  45. Mafic Assemblages of the Low P/T Series: Albite-Epidote Hornfels, Hornblende Hornfels, Pyroxene Hornfels, and Sanidinite Facies The innermost zone of most aureoles rarely reaches the pyroxene hornfels facies If the intrusion is hot and dry enough, a narrow zone develops in which amphiboles break down to orthopyroxene + clinopyroxene + plagioclase + quartz (without garnet), characterizing this facies Sanidinite facies is not evident in basic rocks

  46. Mafic Assemblages of the High P/T Series: Blueschist and Eclogite Facies The mafic rocks (not the pelites) develop conspicuous and definitive mineral assemblages under high P/T conditions High P/T geothermal gradients characterize subduction zones Mafic blueschists are easily recognizable by their color, and are useful indicators of ancient subduction zones The great density of eclogites: subducted basaltic oceanic crust becomes more dense than the surrounding mantle

  47. Blueschist and Eclogite Facies Fig. 25-2.Temperature-pressure diagram showing the generally accepted limits of the various facies used in this text. Winter (2001) An Introduction to Igneous and Metamorphic Petrology. Prentice Hall. Alternative paths to the blueschist facies

  48. Blueschist and Eclogite Facies The blueschist facies is characterized in metabasites by the presence of a sodic blue amphibole stable only at high pressures (notably glaucophane, but some solution of crossite or riebeckite is possible) The association of glaucophane + lawsonite is diagnostic. Crossite is stable to lower pressures, and may extend into transitional zones Albite breaks down at high pressure by reaction to jadeitic pyroxene + quartz: NaAlSi3O8 = NaAlSi2O6 + SiO2 (reaction 25-3) Ab Jd Qtz

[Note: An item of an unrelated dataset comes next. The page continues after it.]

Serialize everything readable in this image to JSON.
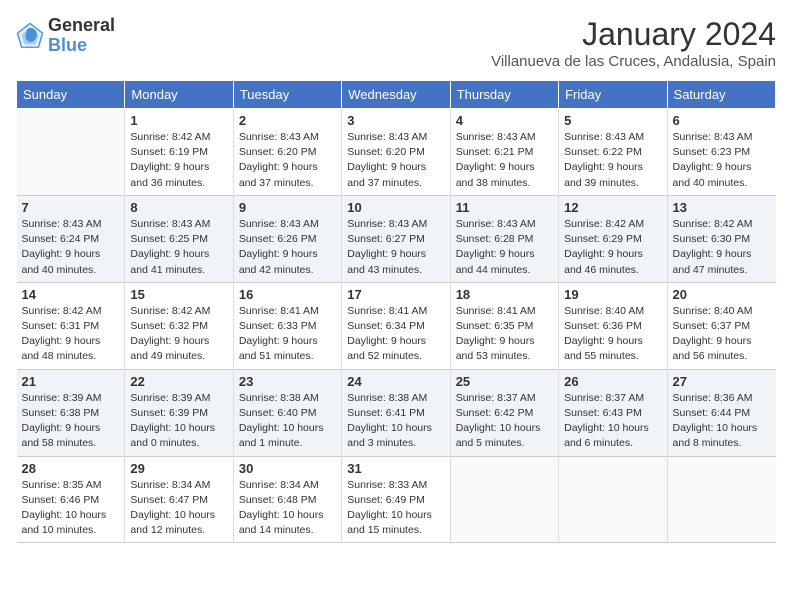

  49. Blueschist and Eclogite Facies Fig. 25-10.ACF diagram illustrating representative mineral assemblages for metabasites in the blueschist facies. The composition range of common mafic rocks is shaded. Winter (2001) An Introduction to Igneous and Metamorphic Petrology. Prentice Hall.

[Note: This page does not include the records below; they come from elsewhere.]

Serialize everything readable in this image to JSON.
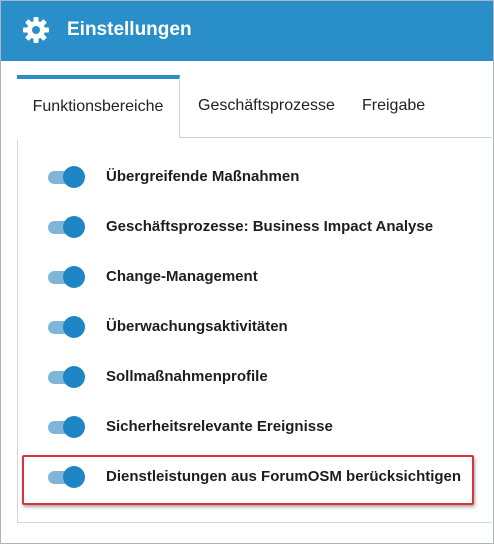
{
  "header": {
    "title": "Einstellungen",
    "icon": "gear-icon",
    "color": "#2a8fc9"
  },
  "tabs": [
    {
      "label": "Funktionsbereiche",
      "active": true
    },
    {
      "label": "Geschäftsprozesse",
      "active": false
    },
    {
      "label": "Freigabe",
      "active": false
    }
  ],
  "settings": [
    {
      "label": "Übergreifende Maßnahmen",
      "enabled": true
    },
    {
      "label": "Geschäftsprozesse: Business Impact Analyse",
      "enabled": true
    },
    {
      "label": "Change-Management",
      "enabled": true
    },
    {
      "label": "Überwachungsaktivitäten",
      "enabled": true
    },
    {
      "label": "Sollmaßnahmenprofile",
      "enabled": true
    },
    {
      "label": "Sicherheitsrelevante Ereignisse",
      "enabled": true
    },
    {
      "label": "Dienstleistungen aus ForumOSM berücksichtigen",
      "enabled": true,
      "highlighted": true
    }
  ],
  "colors": {
    "accent": "#1f86c6",
    "highlight": "#d9343d"
  }
}
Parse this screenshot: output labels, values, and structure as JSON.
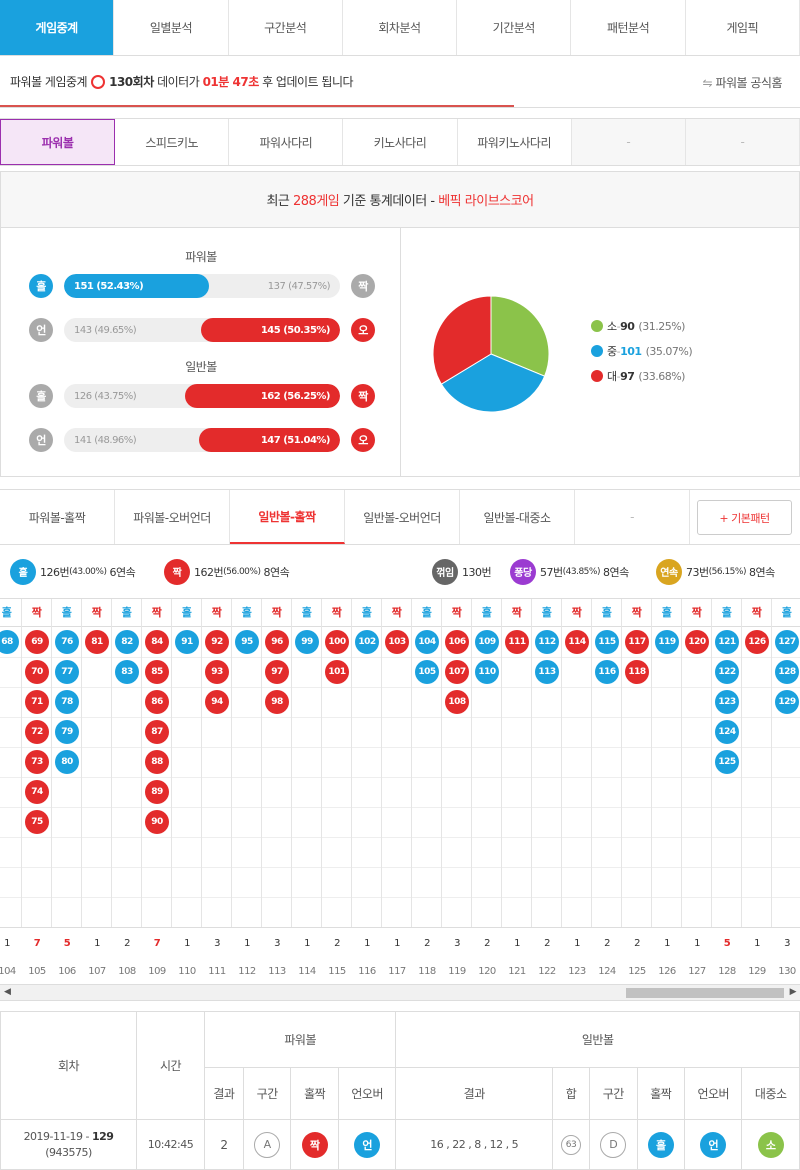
{
  "top_tabs": [
    "게임중계",
    "일별분석",
    "구간분석",
    "회차분석",
    "기간분석",
    "패턴분석",
    "게임픽"
  ],
  "info": {
    "prefix": "파워볼 게임중계",
    "round": "130회차",
    "mid": "데이터가",
    "time": "01분 47초",
    "suffix": "후 업데이트 됩니다",
    "official": "파워볼 공식홈"
  },
  "game_tabs": [
    "파워볼",
    "스피드키노",
    "파워사다리",
    "키노사다리",
    "파워키노사다리",
    "-",
    "-"
  ],
  "stats": {
    "head_prefix": "최근",
    "head_count": "288게임",
    "head_mid": "기준 통계데이터 -",
    "head_source": "베픽 라이브스코어",
    "powerball_title": "파워볼",
    "normal_title": "일반볼",
    "rows": [
      {
        "left": "홀",
        "right": "짝",
        "left_text": "151 (52.43%)",
        "right_text": "137 (47.57%)",
        "win": "left",
        "pct": 52.43
      },
      {
        "left": "언",
        "right": "오",
        "left_text": "143 (49.65%)",
        "right_text": "145 (50.35%)",
        "win": "right",
        "pct": 50.35
      },
      {
        "left": "홀",
        "right": "짝",
        "left_text": "126 (43.75%)",
        "right_text": "162 (56.25%)",
        "win": "right",
        "pct": 56.25
      },
      {
        "left": "언",
        "right": "오",
        "left_text": "141 (48.96%)",
        "right_text": "147 (51.04%)",
        "win": "right",
        "pct": 51.04
      }
    ],
    "pie": [
      {
        "label": "소",
        "value": "90",
        "pct": "(31.25%)",
        "num": 31.25,
        "color": "#8bc34a"
      },
      {
        "label": "중",
        "value": "101",
        "pct": "(35.07%)",
        "num": 35.07,
        "color": "#1aa1de"
      },
      {
        "label": "대",
        "value": "97",
        "pct": "(33.68%)",
        "num": 33.68,
        "color": "#e32b2b"
      }
    ]
  },
  "sub_tabs": [
    "파워볼-홀짝",
    "파워볼-오버언더",
    "일반볼-홀짝",
    "일반볼-오버언더",
    "일반볼-대중소",
    "-"
  ],
  "add_pattern": "+ 기본패턴",
  "legend": {
    "odd_label": "홀",
    "odd_count": "126번",
    "odd_pct": "(43.00%)",
    "odd_streak": "6연속",
    "even_label": "짝",
    "even_count": "162번",
    "even_pct": "(56.00%)",
    "even_streak": "8연속",
    "broken_label": "꺾임",
    "broken_count": "130번",
    "pong_label": "퐁당",
    "pong_count": "57번",
    "pong_pct": "(43.85%)",
    "pong_streak": "8연속",
    "cont_label": "연속",
    "cont_count": "73번",
    "cont_pct": "(56.15%)",
    "cont_streak": "8연속"
  },
  "columns": [
    {
      "h": "홀",
      "t": "o",
      "b": [
        "68"
      ],
      "c": "1",
      "r": "104"
    },
    {
      "h": "짝",
      "t": "e",
      "b": [
        "69",
        "70",
        "71",
        "72",
        "73",
        "74",
        "75"
      ],
      "c": "7",
      "r": "105"
    },
    {
      "h": "홀",
      "t": "o",
      "b": [
        "76",
        "77",
        "78",
        "79",
        "80"
      ],
      "c": "5",
      "r": "106"
    },
    {
      "h": "짝",
      "t": "e",
      "b": [
        "81"
      ],
      "c": "1",
      "r": "107"
    },
    {
      "h": "홀",
      "t": "o",
      "b": [
        "82",
        "83"
      ],
      "c": "2",
      "r": "108"
    },
    {
      "h": "짝",
      "t": "e",
      "b": [
        "84",
        "85",
        "86",
        "87",
        "88",
        "89",
        "90"
      ],
      "c": "7",
      "r": "109"
    },
    {
      "h": "홀",
      "t": "o",
      "b": [
        "91"
      ],
      "c": "1",
      "r": "110"
    },
    {
      "h": "짝",
      "t": "e",
      "b": [
        "92",
        "93",
        "94"
      ],
      "c": "3",
      "r": "111"
    },
    {
      "h": "홀",
      "t": "o",
      "b": [
        "95"
      ],
      "c": "1",
      "r": "112"
    },
    {
      "h": "짝",
      "t": "e",
      "b": [
        "96",
        "97",
        "98"
      ],
      "c": "3",
      "r": "113"
    },
    {
      "h": "홀",
      "t": "o",
      "b": [
        "99"
      ],
      "c": "1",
      "r": "114"
    },
    {
      "h": "짝",
      "t": "e",
      "b": [
        "100",
        "101"
      ],
      "c": "2",
      "r": "115"
    },
    {
      "h": "홀",
      "t": "o",
      "b": [
        "102"
      ],
      "c": "1",
      "r": "116"
    },
    {
      "h": "짝",
      "t": "e",
      "b": [
        "103"
      ],
      "c": "1",
      "r": "117"
    },
    {
      "h": "홀",
      "t": "o",
      "b": [
        "104",
        "105"
      ],
      "c": "2",
      "r": "118"
    },
    {
      "h": "짝",
      "t": "e",
      "b": [
        "106",
        "107",
        "108"
      ],
      "c": "3",
      "r": "119"
    },
    {
      "h": "홀",
      "t": "o",
      "b": [
        "109",
        "110"
      ],
      "c": "2",
      "r": "120"
    },
    {
      "h": "짝",
      "t": "e",
      "b": [
        "111"
      ],
      "c": "1",
      "r": "121"
    },
    {
      "h": "홀",
      "t": "o",
      "b": [
        "112",
        "113"
      ],
      "c": "2",
      "r": "122"
    },
    {
      "h": "짝",
      "t": "e",
      "b": [
        "114"
      ],
      "c": "1",
      "r": "123"
    },
    {
      "h": "홀",
      "t": "o",
      "b": [
        "115",
        "116"
      ],
      "c": "2",
      "r": "124"
    },
    {
      "h": "짝",
      "t": "e",
      "b": [
        "117",
        "118"
      ],
      "c": "2",
      "r": "125"
    },
    {
      "h": "홀",
      "t": "o",
      "b": [
        "119"
      ],
      "c": "1",
      "r": "126"
    },
    {
      "h": "짝",
      "t": "e",
      "b": [
        "120"
      ],
      "c": "1",
      "r": "127"
    },
    {
      "h": "홀",
      "t": "o",
      "b": [
        "121",
        "122",
        "123",
        "124",
        "125"
      ],
      "c": "5",
      "r": "128"
    },
    {
      "h": "짝",
      "t": "e",
      "b": [
        "126"
      ],
      "c": "1",
      "r": "129"
    },
    {
      "h": "홀",
      "t": "o",
      "b": [
        "127",
        "128",
        "129"
      ],
      "c": "3",
      "r": "130"
    }
  ],
  "result_table": {
    "h_round": "회차",
    "h_time": "시간",
    "h_power": "파워볼",
    "h_normal": "일반볼",
    "sub": [
      "결과",
      "구간",
      "홀짝",
      "언오버",
      "결과",
      "합",
      "구간",
      "홀짝",
      "언오버",
      "대중소"
    ],
    "row": {
      "date": "2019-11-19 -",
      "round": "129",
      "id": "(943575)",
      "time": "10:42:45",
      "p_result": "2",
      "p_range": "A",
      "p_oe": "짝",
      "p_uo": "언",
      "n_result": "16 , 22 , 8 , 12 , 5",
      "n_sum": "63",
      "n_range": "D",
      "n_oe": "홀",
      "n_uo": "언",
      "n_size": "소"
    }
  }
}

  50. Blueschist and Eclogite Facies Eclogite facies: mafic assemblage omphacitic pyroxene + pyrope-grossular garnet Fig. 25-11.ACF diagram illustrating representative mineral assemblages for metabasites in the eclogite facies. The composition range of common mafic rocks is shaded. Winter (2001) An Introduction to Igneous and Metamorphic Petrology. Prentice Hall.